▸ WHAT TO PRODUCE
Only the records, exactly as written, belong in the answer; pictures do not.

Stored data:
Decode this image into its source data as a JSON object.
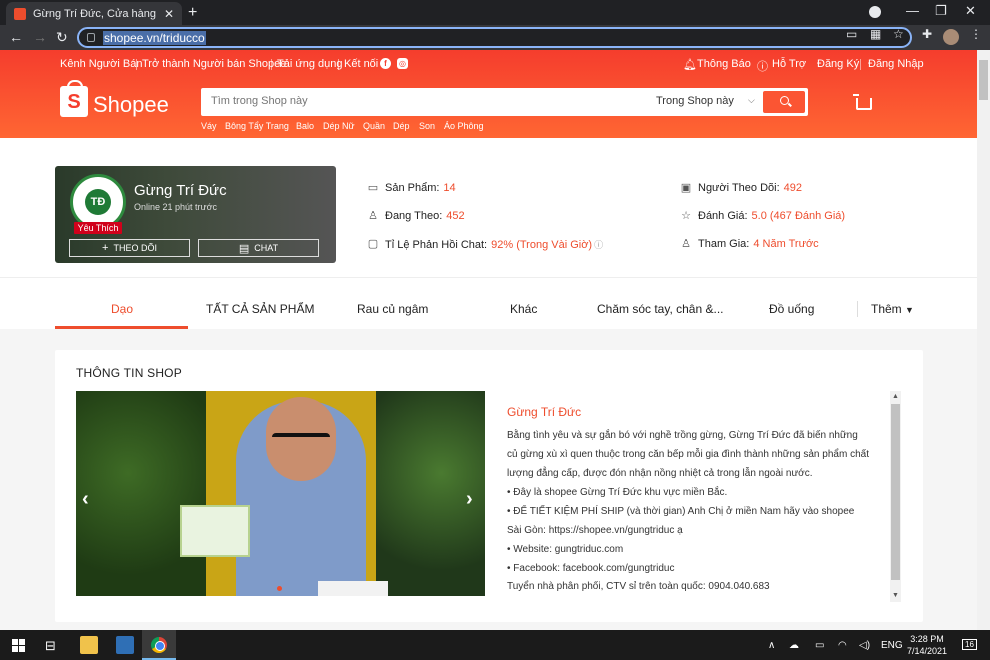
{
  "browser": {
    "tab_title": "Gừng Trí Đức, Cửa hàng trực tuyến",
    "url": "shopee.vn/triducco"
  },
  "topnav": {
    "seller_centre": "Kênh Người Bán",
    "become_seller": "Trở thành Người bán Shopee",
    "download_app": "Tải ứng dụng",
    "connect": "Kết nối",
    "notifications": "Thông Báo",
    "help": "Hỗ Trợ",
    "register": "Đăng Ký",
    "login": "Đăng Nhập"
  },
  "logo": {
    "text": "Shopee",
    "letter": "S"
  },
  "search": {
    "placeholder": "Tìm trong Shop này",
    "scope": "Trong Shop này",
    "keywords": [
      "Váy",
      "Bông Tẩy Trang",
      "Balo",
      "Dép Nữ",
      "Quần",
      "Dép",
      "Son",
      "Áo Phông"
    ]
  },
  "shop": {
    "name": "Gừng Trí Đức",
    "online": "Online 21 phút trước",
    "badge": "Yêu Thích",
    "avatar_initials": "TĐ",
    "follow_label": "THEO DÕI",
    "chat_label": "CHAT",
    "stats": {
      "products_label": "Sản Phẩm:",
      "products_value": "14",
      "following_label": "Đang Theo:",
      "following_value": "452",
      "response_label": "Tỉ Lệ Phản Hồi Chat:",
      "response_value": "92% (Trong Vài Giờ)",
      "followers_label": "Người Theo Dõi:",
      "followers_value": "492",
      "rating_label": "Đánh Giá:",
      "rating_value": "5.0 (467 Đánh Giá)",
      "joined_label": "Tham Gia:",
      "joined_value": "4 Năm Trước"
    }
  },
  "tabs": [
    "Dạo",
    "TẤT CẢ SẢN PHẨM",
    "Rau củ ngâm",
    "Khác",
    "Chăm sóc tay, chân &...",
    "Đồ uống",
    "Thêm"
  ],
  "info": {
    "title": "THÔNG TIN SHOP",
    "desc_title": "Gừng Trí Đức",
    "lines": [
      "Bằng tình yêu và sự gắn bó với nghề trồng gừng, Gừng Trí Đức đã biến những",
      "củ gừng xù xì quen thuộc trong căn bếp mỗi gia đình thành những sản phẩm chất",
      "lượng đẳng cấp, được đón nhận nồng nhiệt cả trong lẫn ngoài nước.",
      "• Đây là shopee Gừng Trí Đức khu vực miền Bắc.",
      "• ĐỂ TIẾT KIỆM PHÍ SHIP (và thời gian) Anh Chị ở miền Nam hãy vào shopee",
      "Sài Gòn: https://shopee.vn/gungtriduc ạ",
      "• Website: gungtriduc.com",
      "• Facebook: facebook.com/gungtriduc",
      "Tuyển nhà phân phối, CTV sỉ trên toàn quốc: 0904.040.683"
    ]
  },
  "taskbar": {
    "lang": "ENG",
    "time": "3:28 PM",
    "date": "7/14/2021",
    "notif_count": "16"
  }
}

▸ SOLUTION TO THIS EXERCISE
Decode this image into its source data as a JSON object.
{
  "browser": {
    "tab_title": "Gừng Trí Đức, Cửa hàng trực tuyến",
    "url": "shopee.vn/triducco"
  },
  "topnav": {
    "seller_centre": "Kênh Người Bán",
    "become_seller": "Trở thành Người bán Shopee",
    "download_app": "Tải ứng dụng",
    "connect": "Kết nối",
    "notifications": "Thông Báo",
    "help": "Hỗ Trợ",
    "register": "Đăng Ký",
    "login": "Đăng Nhập"
  },
  "logo": {
    "text": "Shopee",
    "letter": "S"
  },
  "search": {
    "placeholder": "Tìm trong Shop này",
    "scope": "Trong Shop này",
    "keywords": [
      "Váy",
      "Bông Tẩy Trang",
      "Balo",
      "Dép Nữ",
      "Quần",
      "Dép",
      "Son",
      "Áo Phông"
    ]
  },
  "shop": {
    "name": "Gừng Trí Đức",
    "online": "Online 21 phút trước",
    "badge": "Yêu Thích",
    "avatar_initials": "TĐ",
    "follow_label": "THEO DÕI",
    "chat_label": "CHAT",
    "stats": {
      "products_label": "Sản Phẩm:",
      "products_value": "14",
      "following_label": "Đang Theo:",
      "following_value": "452",
      "response_label": "Tỉ Lệ Phản Hồi Chat:",
      "response_value": "92% (Trong Vài Giờ)",
      "followers_label": "Người Theo Dõi:",
      "followers_value": "492",
      "rating_label": "Đánh Giá:",
      "rating_value": "5.0 (467 Đánh Giá)",
      "joined_label": "Tham Gia:",
      "joined_value": "4 Năm Trước"
    }
  },
  "tabs": [
    "Dạo",
    "TẤT CẢ SẢN PHẨM",
    "Rau củ ngâm",
    "Khác",
    "Chăm sóc tay, chân &...",
    "Đồ uống",
    "Thêm"
  ],
  "info": {
    "title": "THÔNG TIN SHOP",
    "desc_title": "Gừng Trí Đức",
    "lines": [
      "Bằng tình yêu và sự gắn bó với nghề trồng gừng, Gừng Trí Đức đã biến những",
      "củ gừng xù xì quen thuộc trong căn bếp mỗi gia đình thành những sản phẩm chất",
      "lượng đẳng cấp, được đón nhận nồng nhiệt cả trong lẫn ngoài nước.",
      "• Đây là shopee Gừng Trí Đức khu vực miền Bắc.",
      "• ĐỂ TIẾT KIỆM PHÍ SHIP (và thời gian) Anh Chị ở miền Nam hãy vào shopee",
      "Sài Gòn: https://shopee.vn/gungtriduc ạ",
      "• Website: gungtriduc.com",
      "• Facebook: facebook.com/gungtriduc",
      "Tuyển nhà phân phối, CTV sỉ trên toàn quốc: 0904.040.683"
    ]
  },
  "taskbar": {
    "lang": "ENG",
    "time": "3:28 PM",
    "date": "7/14/2021",
    "notif_count": "16"
  }
}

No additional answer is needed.